Afrolumens Project  home pageslavery

Study Areas



Free Persons of Color

The Violent Decade

Underground Railroad

US Colored Troops

Civil War

The Year of Jubilee (1863)

20th Century History

Regional Fugitive Slave Advertisements


November 23, 1802: Advertisement for runaway Hannah, who escaped with four children from William Ashmore

1803aAdvertisement for runaway Hannah, who escaped with four children from William Ashmore


WILL be given to any person, who will bring to the dwelling of the subscriber, living on Broad creek, Harford county, Maryland, a Mulatto Woman, named HANNAH, together with Four Children, three Girls and a Boy, supposed to be taken away by the Husband of the said Hannah.
November 23d, 1802.


William Ashmore owned and operated a prosperous mill, called Mill Green, on Broad Creek in Harford County. In 1801, a road was laid out from Bel Air, the county seat, through Mill Green, then known as Ashmore's Mill, to southern York County. It is likely that Hannah, her husband and four children, utilized this road to make their escape up into York County. Ashmore seems to be supposing they went to York County with his advertisments in the Pennsylvania Republican in December 1802, and six months later in The York Recorder.

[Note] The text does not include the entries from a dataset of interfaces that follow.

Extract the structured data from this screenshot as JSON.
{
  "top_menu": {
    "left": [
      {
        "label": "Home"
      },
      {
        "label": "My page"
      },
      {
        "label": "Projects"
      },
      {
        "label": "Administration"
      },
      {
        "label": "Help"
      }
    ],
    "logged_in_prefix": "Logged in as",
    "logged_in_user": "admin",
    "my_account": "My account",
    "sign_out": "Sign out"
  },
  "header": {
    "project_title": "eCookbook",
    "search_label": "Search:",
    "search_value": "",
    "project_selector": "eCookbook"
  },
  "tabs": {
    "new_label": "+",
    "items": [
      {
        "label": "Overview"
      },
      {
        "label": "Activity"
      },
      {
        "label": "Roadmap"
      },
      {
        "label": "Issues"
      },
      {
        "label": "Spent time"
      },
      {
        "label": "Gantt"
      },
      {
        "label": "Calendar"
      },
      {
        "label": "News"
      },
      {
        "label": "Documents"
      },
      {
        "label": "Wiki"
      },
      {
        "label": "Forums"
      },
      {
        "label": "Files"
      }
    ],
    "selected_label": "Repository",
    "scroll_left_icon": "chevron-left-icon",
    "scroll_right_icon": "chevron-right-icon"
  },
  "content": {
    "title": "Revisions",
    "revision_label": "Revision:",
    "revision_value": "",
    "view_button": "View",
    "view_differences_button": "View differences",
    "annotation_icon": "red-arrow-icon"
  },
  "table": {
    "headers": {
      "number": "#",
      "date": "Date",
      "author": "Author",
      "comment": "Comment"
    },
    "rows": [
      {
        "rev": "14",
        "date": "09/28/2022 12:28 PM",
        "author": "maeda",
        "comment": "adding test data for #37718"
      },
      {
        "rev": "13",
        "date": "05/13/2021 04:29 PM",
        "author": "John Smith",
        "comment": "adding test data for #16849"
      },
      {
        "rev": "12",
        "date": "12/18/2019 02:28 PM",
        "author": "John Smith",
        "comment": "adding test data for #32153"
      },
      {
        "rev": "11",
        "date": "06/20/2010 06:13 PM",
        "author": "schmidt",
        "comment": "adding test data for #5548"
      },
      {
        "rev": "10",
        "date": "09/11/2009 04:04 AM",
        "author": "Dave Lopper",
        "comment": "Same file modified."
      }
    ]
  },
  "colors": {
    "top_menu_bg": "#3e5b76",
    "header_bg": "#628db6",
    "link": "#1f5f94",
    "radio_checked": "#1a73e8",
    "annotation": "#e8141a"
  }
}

The Ashmore family figured prominently in the Margaret Morgan and children kidnapping from York County in 1837 that led to the Supreme Court Case Prigg v Pennsylvania. William Ashmore deeded his estate to his son John and wife Margaret in 1798. John and Margaret's daughter Susanna married Nathan Bemis and the couple in turn inherited the estate upon the death of John Ashmore in 1823. The Ashmore's at one time owned Margaret Morgan and her parents, all of whom lived on small plots on the Ashmore estate, and John Ashmore verbally manummitted all but two of his slaves prior to his death, including Margaret and her parents, however he provided no manumission papers and apparently did not go through the legal manumission process.

Margaret married Jerry Morgan, a free-born African American man from Pennsylvania, 1828 and and in 1832 the couple and their two children moved to York County, Pennsylvania. In 1837, John Ashmore's widow Margaret, believing that Margaret and her children were still legally her property, sent her son-in-law Nathan Bemis and local slave catcher Edward Prigg, along with two associates, to capture and return them to her in Maryland. The resulting legal cases ended up in the Supreme Court.


The York Recorder, 8 June 1803; Pennsylvania Republican, 01 December 1802; National Park Service, National Register of Historic Places, Nationa Register Registration Form for Mill Green Historic District, Harford County, Maryland, April 1993.

Covering the history of African Americans in central Pennsylvania from the colonial era through the Civil War.

Support the Afrolumens Project. Read the books:

The Year of Jubilee, Volume One: Men of God, Volume Two: Men of Muscle



About the AP | Contact AP | Mission Statement